As we have been seeing, the potential vorticity readings from the North Hemisphere way up by the Arctic Circle have been unstable recently. What I am seeing- and believe is true- is that this potential vorticity will start to be pushed down towards the US as a ridge of sorts sets up. The reason I believe a ridge will set up is because we have seen at least one ridge present in recent weeks up in the Arctic Circle- they just haven't been in proper places to get the storms into the US.
But it's not all in the PNA. It is very much a roll of the dice- certain teleconnections have to combine to make for a certain scenario. With the PNA going positive and the NAO/AO going negative, I think there is at least a chance we see cold and snow.

As for the AO/NAO, take a look at the past several weeks of observation.
We have affixed it with trends.
Just looking at the graphs easily shows how the pattern has changed in the last month. My belief is this: Now that the pattern has changed, I don't believe it will be changing back during February. Now that it has happened (albeit quietly), I just don't find it in the cards for the AO/NAO to spike back into positive territory, and the latest model forecasts even show that it will stay negative in the short term.

People have been trying to use analogues of years to compare to this one in order to figure out what the rest of winter will be like. I think that is just not a good technique this winter. As everyone reading this knows, an incredible amount of defined and undefined records have been set, from temperatures to how many times you shoveled your driveway. That's why I think people have let their guard down.
I have posted about how Tom Skilling (WGN Chicago Meteorologist) has said how winters with comparatively lower snow and warm temps have ended up back-loaded with cold and snow. That is one deal with analogues I am willing to believe. While everyone is comparing analogues with similar things already observed, I think that there is something different that is crucial to these forecasts.
Even though Tom Skilling posted that particular forecast for Chicago, Illinois alone, I think it applies to much of the rest of the East US.

My Thoughts
I believe February will be at least snowier.

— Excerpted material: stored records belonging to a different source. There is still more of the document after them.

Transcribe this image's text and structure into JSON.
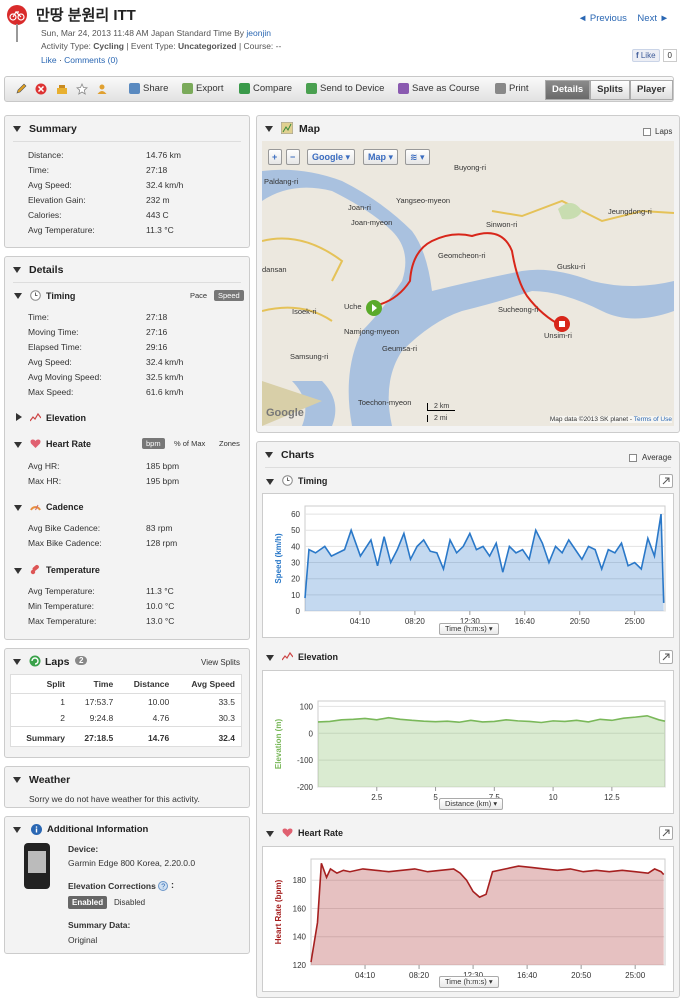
{
  "header": {
    "title": "만땅 분원리 ITT",
    "date_line": "Sun, Mar 24, 2013 11:48 AM Japan Standard Time By ",
    "author": "jeonjin",
    "activity_type_label": "Activity Type: ",
    "activity_type": "Cycling",
    "event_type_label": " | Event Type: ",
    "event_type": "Uncategorized",
    "course_label": " | Course: --",
    "like_link": "Like",
    "comments_link": "Comments (0)",
    "previous": "◄ Previous",
    "next": "Next ►",
    "fb_like": "Like",
    "fb_count": "0"
  },
  "toolbar": {
    "share": "Share",
    "export": "Export",
    "compare": "Compare",
    "send": "Send to Device",
    "save_course": "Save as Course",
    "print": "Print",
    "tabs": [
      "Details",
      "Splits",
      "Player"
    ]
  },
  "summary": {
    "title": "Summary",
    "rows": [
      {
        "label": "Distance:",
        "value": "14.76 km"
      },
      {
        "label": "Time:",
        "value": "27:18"
      },
      {
        "label": "Avg Speed:",
        "value": "32.4 km/h"
      },
      {
        "label": "Elevation Gain:",
        "value": "232 m"
      },
      {
        "label": "Calories:",
        "value": "443 C"
      },
      {
        "label": "Avg Temperature:",
        "value": "11.3 °C"
      }
    ]
  },
  "details": {
    "title": "Details",
    "timing": {
      "title": "Timing",
      "pace": "Pace",
      "speed": "Speed",
      "rows": [
        {
          "label": "Time:",
          "value": "27:18"
        },
        {
          "label": "Moving Time:",
          "value": "27:16"
        },
        {
          "label": "Elapsed Time:",
          "value": "29:16"
        },
        {
          "label": "Avg Speed:",
          "value": "32.4 km/h"
        },
        {
          "label": "Avg Moving Speed:",
          "value": "32.5 km/h"
        },
        {
          "label": "Max Speed:",
          "value": "61.6 km/h"
        }
      ]
    },
    "elevation": {
      "title": "Elevation"
    },
    "heart_rate": {
      "title": "Heart Rate",
      "bpm": "bpm",
      "pct_max": "% of Max",
      "zones": "Zones",
      "rows": [
        {
          "label": "Avg HR:",
          "value": "185 bpm"
        },
        {
          "label": "Max HR:",
          "value": "195 bpm"
        }
      ]
    },
    "cadence": {
      "title": "Cadence",
      "rows": [
        {
          "label": "Avg Bike Cadence:",
          "value": "83 rpm"
        },
        {
          "label": "Max Bike Cadence:",
          "value": "128 rpm"
        }
      ]
    },
    "temperature": {
      "title": "Temperature",
      "rows": [
        {
          "label": "Avg Temperature:",
          "value": "11.3 °C"
        },
        {
          "label": "Min Temperature:",
          "value": "10.0 °C"
        },
        {
          "label": "Max Temperature:",
          "value": "13.0 °C"
        }
      ]
    }
  },
  "laps": {
    "title": "Laps",
    "count": "2",
    "view_splits": "View Splits",
    "columns": [
      "Split",
      "Time",
      "Distance",
      "Avg Speed"
    ],
    "rows": [
      [
        "1",
        "17:53.7",
        "10.00",
        "33.5"
      ],
      [
        "2",
        "9:24.8",
        "4.76",
        "30.3"
      ]
    ],
    "summary": [
      "Summary",
      "27:18.5",
      "14.76",
      "32.4"
    ]
  },
  "weather": {
    "title": "Weather",
    "text": "Sorry we do not have weather for this activity."
  },
  "additional": {
    "title": "Additional Information",
    "device_label": "Device:",
    "device": "Garmin Edge 800 Korea, 2.20.0.0",
    "elev_corr_label": "Elevation Corrections",
    "enabled": "Enabled",
    "disabled": "Disabled",
    "summary_data_label": "Summary Data:",
    "summary_data": "Original"
  },
  "map": {
    "title": "Map",
    "laps_label": "Laps",
    "zoom_in": "+",
    "zoom_out": "−",
    "google_btn": "Google ▾",
    "map_btn": "Map ▾",
    "places": [
      "Paldang-ri",
      "Buyong-ri",
      "Joan-ri",
      "Yangseo-myeon",
      "Joan-myeon",
      "Sinwon-ri",
      "Jeungdong-ri",
      "Geomcheon-ri",
      "Gusku-ri",
      "Isoek-ri",
      "Namjong-myeon",
      "Sucheong-ri",
      "Samsung-ri",
      "Geumsa-ri",
      "Unsim-ri",
      "Toechon-myeon",
      "dansan",
      "Uche"
    ],
    "scale_km": "2 km",
    "scale_mi": "2 mi",
    "attribution": "Map data ©2013 SK planet -",
    "terms": "Terms of Use",
    "google": "Google"
  },
  "charts": {
    "title": "Charts",
    "average": "Average",
    "timing": {
      "title": "Timing",
      "selector": "Time (h:m:s) ▾"
    },
    "elevation": {
      "title": "Elevation",
      "selector": "Distance (km) ▾"
    },
    "heart_rate": {
      "title": "Heart Rate",
      "selector": "Time (h:m:s) ▾"
    }
  },
  "chart_data": [
    {
      "type": "area",
      "title": "Timing",
      "ylabel": "Speed (km/h)",
      "xlabel": "Time (h:m:s)",
      "ylim": [
        0,
        65
      ],
      "yticks": [
        0,
        10,
        20,
        30,
        40,
        50,
        60
      ],
      "xticks": [
        "04:10",
        "08:20",
        "12:30",
        "16:40",
        "20:50",
        "25:00"
      ],
      "color": "#2a78c8",
      "x_minutes": [
        0,
        0.3,
        0.8,
        1.5,
        2,
        3,
        3.5,
        4.2,
        5,
        5.5,
        6,
        6.5,
        7,
        7.5,
        8,
        8.5,
        9,
        9.5,
        10,
        10.5,
        11,
        11.5,
        12,
        12.5,
        13,
        13.5,
        14,
        14.5,
        15,
        15.5,
        16,
        16.5,
        17,
        17.5,
        18,
        18.5,
        19,
        19.5,
        20,
        20.5,
        21,
        21.5,
        22,
        22.5,
        23,
        23.5,
        24,
        24.5,
        25,
        25.5,
        26,
        26.5,
        27,
        27.2
      ],
      "values": [
        8,
        38,
        36,
        40,
        34,
        38,
        50,
        34,
        44,
        28,
        46,
        30,
        38,
        48,
        32,
        40,
        44,
        37,
        36,
        26,
        44,
        36,
        40,
        48,
        38,
        40,
        34,
        42,
        24,
        40,
        36,
        38,
        32,
        50,
        42,
        30,
        40,
        36,
        44,
        38,
        32,
        40,
        38,
        26,
        38,
        36,
        42,
        28,
        30,
        26,
        45,
        34,
        60,
        5
      ]
    },
    {
      "type": "area",
      "title": "Elevation",
      "ylabel": "Elevation (m)",
      "xlabel": "Distance (km)",
      "ylim": [
        -200,
        120
      ],
      "yticks": [
        -200,
        -100,
        0,
        100
      ],
      "xticks": [
        2.5,
        5,
        7.5,
        10,
        12.5
      ],
      "color": "#7ab85a",
      "x_km": [
        0,
        0.5,
        1,
        1.5,
        2,
        2.5,
        3,
        3.5,
        4,
        4.5,
        5,
        5.5,
        6,
        6.5,
        7,
        7.5,
        8,
        8.5,
        9,
        9.5,
        10,
        10.5,
        11,
        11.5,
        12,
        12.5,
        13,
        13.5,
        14,
        14.5,
        14.76
      ],
      "values": [
        42,
        44,
        50,
        52,
        55,
        50,
        58,
        52,
        48,
        45,
        43,
        45,
        41,
        48,
        42,
        44,
        50,
        46,
        44,
        40,
        46,
        44,
        48,
        42,
        52,
        48,
        56,
        60,
        65,
        50,
        45
      ]
    },
    {
      "type": "area",
      "title": "Heart Rate",
      "ylabel": "Heart Rate (bpm)",
      "xlabel": "Time (h:m:s)",
      "ylim": [
        120,
        195
      ],
      "yticks": [
        120,
        140,
        160,
        180
      ],
      "xticks": [
        "04:10",
        "08:20",
        "12:30",
        "16:40",
        "20:50",
        "25:00"
      ],
      "color": "#a62020",
      "x_minutes": [
        0,
        0.5,
        0.8,
        1.2,
        1.5,
        2,
        2.5,
        3,
        4,
        5,
        6,
        7,
        8,
        9,
        10,
        11,
        11.5,
        12,
        12.5,
        13,
        13.5,
        14,
        15,
        16,
        17,
        18,
        19,
        20,
        21,
        22,
        23,
        24,
        25,
        26,
        26.5,
        27,
        27.2
      ],
      "values": [
        122,
        150,
        192,
        182,
        188,
        185,
        187,
        186,
        188,
        187,
        186,
        187,
        188,
        186,
        187,
        188,
        185,
        180,
        172,
        168,
        170,
        186,
        188,
        190,
        189,
        188,
        187,
        188,
        186,
        187,
        186,
        187,
        186,
        185,
        188,
        186,
        184
      ]
    }
  ]
}
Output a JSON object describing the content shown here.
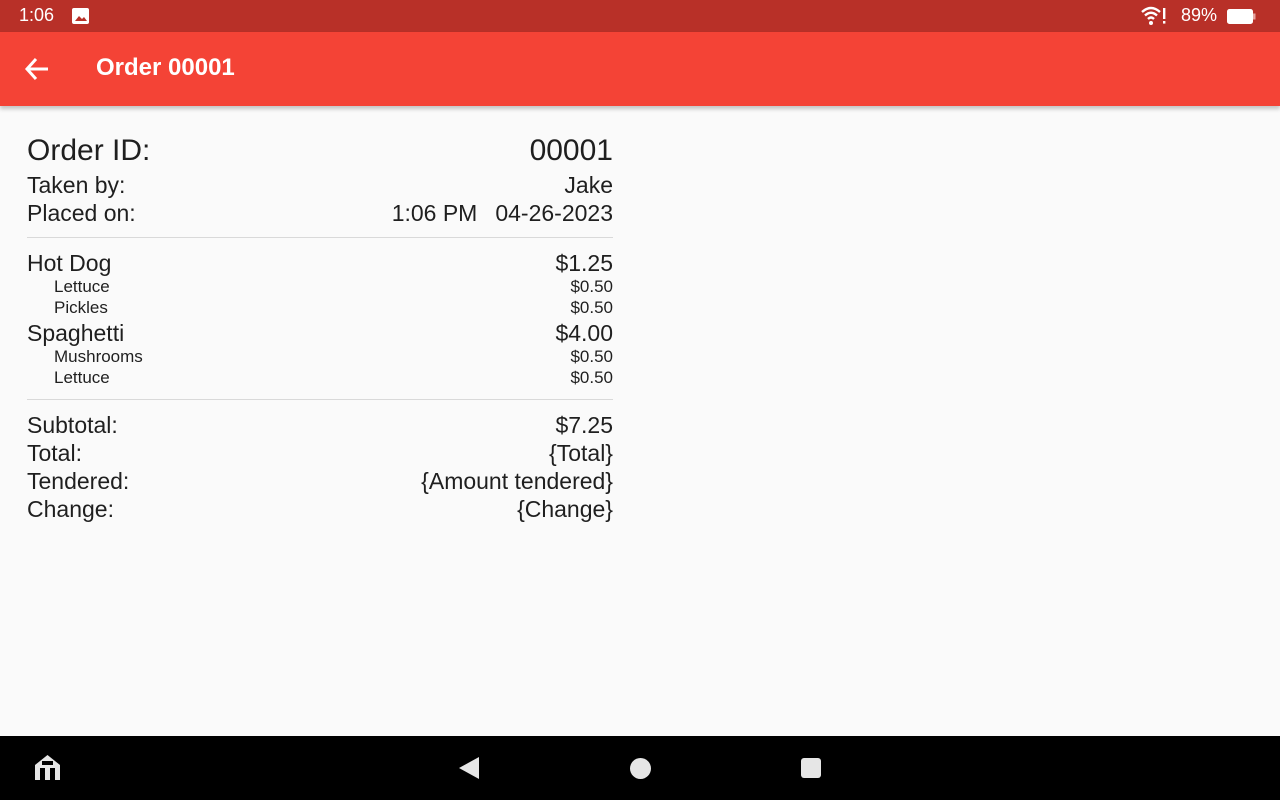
{
  "status_bar": {
    "time": "1:06",
    "battery_percent": "89%"
  },
  "app_bar": {
    "title": "Order 00001",
    "back_icon": "arrow-left-icon"
  },
  "order": {
    "id_label": "Order ID:",
    "id_value": "00001",
    "taken_label": "Taken by:",
    "taken_value": "Jake",
    "placed_label": "Placed on:",
    "placed_time": "1:06 PM",
    "placed_date": "04-26-2023"
  },
  "items": [
    {
      "name": "Hot Dog",
      "price": "$1.25",
      "extras": [
        {
          "name": "Lettuce",
          "price": "$0.50"
        },
        {
          "name": "Pickles",
          "price": "$0.50"
        }
      ]
    },
    {
      "name": "Spaghetti",
      "price": "$4.00",
      "extras": [
        {
          "name": "Mushrooms",
          "price": "$0.50"
        },
        {
          "name": "Lettuce",
          "price": "$0.50"
        }
      ]
    }
  ],
  "totals": {
    "subtotal_label": "Subtotal:",
    "subtotal_value": "$7.25",
    "total_label": "Total:",
    "total_value": "{Total}",
    "tendered_label": "Tendered:",
    "tendered_value": "{Amount tendered}",
    "change_label": "Change:",
    "change_value": "{Change}"
  },
  "colors": {
    "status_bar": "#b83028",
    "app_bar": "#f44336",
    "background": "#fafafa",
    "nav_bar": "#000000"
  },
  "nav": {
    "icons": [
      "home-app-icon",
      "back-triangle-icon",
      "home-circle-icon",
      "recents-square-icon"
    ]
  }
}
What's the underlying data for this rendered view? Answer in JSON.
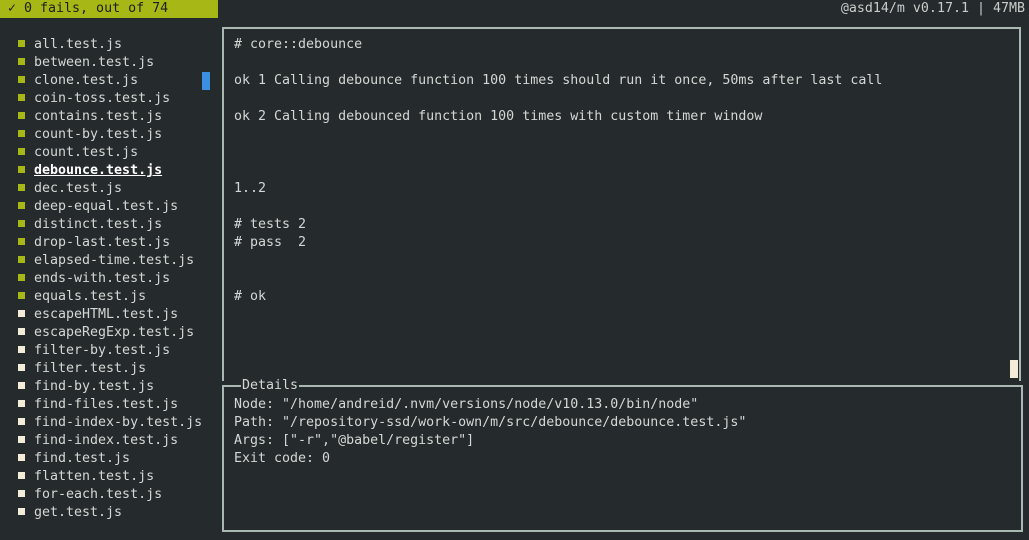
{
  "topbar": {
    "status_text": "✓ 0 fails, out of 74",
    "app_info": "@asd14/m v0.17.1 | 47MB"
  },
  "colors": {
    "pass": "#a6b716",
    "pending": "#f2ecd8",
    "accent": "#3a8fe0",
    "border": "#a9b9b2",
    "background": "#252a2d"
  },
  "files": [
    {
      "name": "all.test.js",
      "status": "pass"
    },
    {
      "name": "between.test.js",
      "status": "pass"
    },
    {
      "name": "clone.test.js",
      "status": "pass"
    },
    {
      "name": "coin-toss.test.js",
      "status": "pass"
    },
    {
      "name": "contains.test.js",
      "status": "pass"
    },
    {
      "name": "count-by.test.js",
      "status": "pass"
    },
    {
      "name": "count.test.js",
      "status": "pass"
    },
    {
      "name": "debounce.test.js",
      "status": "pass",
      "active": true
    },
    {
      "name": "dec.test.js",
      "status": "pass"
    },
    {
      "name": "deep-equal.test.js",
      "status": "pass"
    },
    {
      "name": "distinct.test.js",
      "status": "pass"
    },
    {
      "name": "drop-last.test.js",
      "status": "pass"
    },
    {
      "name": "elapsed-time.test.js",
      "status": "pass"
    },
    {
      "name": "ends-with.test.js",
      "status": "pass"
    },
    {
      "name": "equals.test.js",
      "status": "pass"
    },
    {
      "name": "escapeHTML.test.js",
      "status": "pending"
    },
    {
      "name": "escapeRegExp.test.js",
      "status": "pending"
    },
    {
      "name": "filter-by.test.js",
      "status": "pending"
    },
    {
      "name": "filter.test.js",
      "status": "pending"
    },
    {
      "name": "find-by.test.js",
      "status": "pending"
    },
    {
      "name": "find-files.test.js",
      "status": "pending"
    },
    {
      "name": "find-index-by.test.js",
      "status": "pending"
    },
    {
      "name": "find-index.test.js",
      "status": "pending"
    },
    {
      "name": "find.test.js",
      "status": "pending"
    },
    {
      "name": "flatten.test.js",
      "status": "pending"
    },
    {
      "name": "for-each.test.js",
      "status": "pending"
    },
    {
      "name": "get.test.js",
      "status": "pending"
    }
  ],
  "output": {
    "lines": [
      {
        "row": 0,
        "text": "# core::debounce"
      },
      {
        "row": 2,
        "text": "ok 1 Calling debounce function 100 times should run it once, 50ms after last call"
      },
      {
        "row": 4,
        "text": "ok 2 Calling debounced function 100 times with custom timer window"
      },
      {
        "row": 8,
        "text": "1..2"
      },
      {
        "row": 10,
        "text": "# tests 2"
      },
      {
        "row": 11,
        "text": "# pass  2"
      },
      {
        "row": 14,
        "text": "# ok"
      }
    ]
  },
  "details": {
    "title": "Details",
    "node": "Node: \"/home/andreid/.nvm/versions/node/v10.13.0/bin/node\"",
    "path": "Path: \"/repository-ssd/work-own/m/src/debounce/debounce.test.js\"",
    "args": "Args: [\"-r\",\"@babel/register\"]",
    "exit_code": "Exit code: 0"
  }
}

I think there is not enough evidence to prove otherwise, as we have already seen the pattern change. it has been shown in the AO/NAO and the PNA, among other things. The pattern should get stormier as the +PNA directs storms to a Panhandle Hooker flow and brings strong low pressure systems from the Plains to Great Lakes/Midwest and Ohio Valley.
The reason I focus on the PNA is because my confidence in the AO/NAO being negative (for at least the first week or two of February) is fairly high. A NAO/AO/PNA favorable combo may match up just right to make for a cold and snowy February.
If you have any local questions, you may ask them.

Severe Weather Outlook for Spring will be issued at 5:00 PM CST Today